Data excerpts:
────
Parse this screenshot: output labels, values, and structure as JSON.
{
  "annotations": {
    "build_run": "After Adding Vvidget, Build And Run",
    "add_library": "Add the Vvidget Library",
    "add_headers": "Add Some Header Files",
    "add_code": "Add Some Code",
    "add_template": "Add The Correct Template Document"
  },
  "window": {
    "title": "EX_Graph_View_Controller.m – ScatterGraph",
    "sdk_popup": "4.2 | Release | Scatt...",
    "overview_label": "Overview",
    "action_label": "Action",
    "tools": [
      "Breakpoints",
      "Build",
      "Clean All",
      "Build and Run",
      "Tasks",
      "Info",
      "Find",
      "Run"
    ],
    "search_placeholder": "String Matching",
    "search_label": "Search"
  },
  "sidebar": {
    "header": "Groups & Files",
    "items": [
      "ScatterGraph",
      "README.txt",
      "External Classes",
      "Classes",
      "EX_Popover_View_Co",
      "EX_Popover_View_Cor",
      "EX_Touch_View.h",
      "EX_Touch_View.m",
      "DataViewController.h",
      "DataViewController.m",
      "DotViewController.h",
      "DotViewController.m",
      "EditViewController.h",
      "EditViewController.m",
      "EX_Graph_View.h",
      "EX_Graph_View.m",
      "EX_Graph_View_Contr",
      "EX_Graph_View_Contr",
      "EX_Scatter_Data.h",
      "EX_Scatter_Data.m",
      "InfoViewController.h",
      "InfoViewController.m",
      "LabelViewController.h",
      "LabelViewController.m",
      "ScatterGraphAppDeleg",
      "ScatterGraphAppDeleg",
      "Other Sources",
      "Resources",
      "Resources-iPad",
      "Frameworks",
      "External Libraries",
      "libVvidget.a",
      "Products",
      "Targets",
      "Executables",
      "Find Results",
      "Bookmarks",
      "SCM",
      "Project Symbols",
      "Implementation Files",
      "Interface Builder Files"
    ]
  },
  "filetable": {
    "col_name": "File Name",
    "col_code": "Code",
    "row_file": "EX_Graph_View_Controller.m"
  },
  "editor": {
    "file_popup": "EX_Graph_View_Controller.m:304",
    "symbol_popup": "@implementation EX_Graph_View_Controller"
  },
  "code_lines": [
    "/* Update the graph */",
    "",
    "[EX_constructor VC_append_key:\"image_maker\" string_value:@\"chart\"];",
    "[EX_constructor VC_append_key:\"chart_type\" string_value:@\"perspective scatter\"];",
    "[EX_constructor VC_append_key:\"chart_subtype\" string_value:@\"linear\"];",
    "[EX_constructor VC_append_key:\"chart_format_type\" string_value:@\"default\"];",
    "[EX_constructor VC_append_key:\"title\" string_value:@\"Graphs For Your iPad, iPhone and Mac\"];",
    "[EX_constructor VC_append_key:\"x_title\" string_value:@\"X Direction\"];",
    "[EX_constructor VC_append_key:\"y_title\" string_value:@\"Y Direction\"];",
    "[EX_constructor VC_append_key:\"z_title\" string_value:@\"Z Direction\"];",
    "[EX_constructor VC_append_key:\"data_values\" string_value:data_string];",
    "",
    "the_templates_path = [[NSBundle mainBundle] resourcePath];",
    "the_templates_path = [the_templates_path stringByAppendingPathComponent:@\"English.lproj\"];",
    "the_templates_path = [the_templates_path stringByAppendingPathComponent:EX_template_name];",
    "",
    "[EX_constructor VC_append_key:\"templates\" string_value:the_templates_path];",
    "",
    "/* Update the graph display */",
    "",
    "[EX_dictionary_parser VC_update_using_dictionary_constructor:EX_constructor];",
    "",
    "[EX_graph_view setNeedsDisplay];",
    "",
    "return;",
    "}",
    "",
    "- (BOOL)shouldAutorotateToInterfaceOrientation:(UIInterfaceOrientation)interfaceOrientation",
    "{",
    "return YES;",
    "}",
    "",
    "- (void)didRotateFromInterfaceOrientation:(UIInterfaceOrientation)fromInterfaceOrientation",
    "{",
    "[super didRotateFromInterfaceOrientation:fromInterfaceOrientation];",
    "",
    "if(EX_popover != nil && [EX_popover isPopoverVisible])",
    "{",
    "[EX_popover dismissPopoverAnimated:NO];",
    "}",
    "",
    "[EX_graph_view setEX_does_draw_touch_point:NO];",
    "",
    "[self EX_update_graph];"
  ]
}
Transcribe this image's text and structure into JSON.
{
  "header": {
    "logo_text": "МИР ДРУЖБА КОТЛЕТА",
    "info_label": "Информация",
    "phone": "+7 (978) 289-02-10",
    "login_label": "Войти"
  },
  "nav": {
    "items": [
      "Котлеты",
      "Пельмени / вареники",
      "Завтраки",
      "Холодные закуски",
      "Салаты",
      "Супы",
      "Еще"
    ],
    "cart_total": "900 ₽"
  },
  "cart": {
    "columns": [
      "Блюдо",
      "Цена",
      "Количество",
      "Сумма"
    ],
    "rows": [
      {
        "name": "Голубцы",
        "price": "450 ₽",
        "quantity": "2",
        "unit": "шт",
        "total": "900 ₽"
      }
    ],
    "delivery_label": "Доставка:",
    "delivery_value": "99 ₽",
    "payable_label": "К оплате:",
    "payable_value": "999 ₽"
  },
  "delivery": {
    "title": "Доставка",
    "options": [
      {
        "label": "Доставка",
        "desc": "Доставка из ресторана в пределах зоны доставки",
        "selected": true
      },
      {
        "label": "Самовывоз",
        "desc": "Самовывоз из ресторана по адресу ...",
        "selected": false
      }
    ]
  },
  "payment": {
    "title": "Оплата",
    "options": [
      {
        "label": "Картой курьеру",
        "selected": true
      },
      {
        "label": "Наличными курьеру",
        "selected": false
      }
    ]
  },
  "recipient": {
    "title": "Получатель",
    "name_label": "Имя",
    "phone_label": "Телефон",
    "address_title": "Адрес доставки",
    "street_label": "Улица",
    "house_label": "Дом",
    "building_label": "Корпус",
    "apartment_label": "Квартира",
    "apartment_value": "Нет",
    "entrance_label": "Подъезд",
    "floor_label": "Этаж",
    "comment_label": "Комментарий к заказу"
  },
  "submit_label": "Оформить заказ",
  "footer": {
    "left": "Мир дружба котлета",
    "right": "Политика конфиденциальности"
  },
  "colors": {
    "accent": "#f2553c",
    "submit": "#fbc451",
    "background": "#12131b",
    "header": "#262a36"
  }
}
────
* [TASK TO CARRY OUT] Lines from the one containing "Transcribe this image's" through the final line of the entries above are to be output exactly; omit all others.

* [RESULT]
Transcribe this image's text and structure into JSON.
{
  "header": {
    "logo_text": "МИР ДРУЖБА КОТЛЕТА",
    "info_label": "Информация",
    "phone": "+7 (978) 289-02-10",
    "login_label": "Войти"
  },
  "nav": {
    "items": [
      "Котлеты",
      "Пельмени / вареники",
      "Завтраки",
      "Холодные закуски",
      "Салаты",
      "Супы",
      "Еще"
    ],
    "cart_total": "900 ₽"
  },
  "cart": {
    "columns": [
      "Блюдо",
      "Цена",
      "Количество",
      "Сумма"
    ],
    "rows": [
      {
        "name": "Голубцы",
        "price": "450 ₽",
        "quantity": "2",
        "unit": "шт",
        "total": "900 ₽"
      }
    ],
    "delivery_label": "Доставка:",
    "delivery_value": "99 ₽",
    "payable_label": "К оплате:",
    "payable_value": "999 ₽"
  },
  "delivery": {
    "title": "Доставка",
    "options": [
      {
        "label": "Доставка",
        "desc": "Доставка из ресторана в пределах зоны доставки",
        "selected": true
      },
      {
        "label": "Самовывоз",
        "desc": "Самовывоз из ресторана по адресу ...",
        "selected": false
      }
    ]
  },
  "payment": {
    "title": "Оплата",
    "options": [
      {
        "label": "Картой курьеру",
        "selected": true
      },
      {
        "label": "Наличными курьеру",
        "selected": false
      }
    ]
  },
  "recipient": {
    "title": "Получатель",
    "name_label": "Имя",
    "phone_label": "Телефон",
    "address_title": "Адрес доставки",
    "street_label": "Улица",
    "house_label": "Дом",
    "building_label": "Корпус",
    "apartment_label": "Квартира",
    "apartment_value": "Нет",
    "entrance_label": "Подъезд",
    "floor_label": "Этаж",
    "comment_label": "Комментарий к заказу"
  },
  "submit_label": "Оформить заказ",
  "footer": {
    "left": "Мир дружба котлета",
    "right": "Политика конфиденциальности"
  },
  "colors": {
    "accent": "#f2553c",
    "submit": "#fbc451",
    "background": "#12131b",
    "header": "#262a36"
  }
}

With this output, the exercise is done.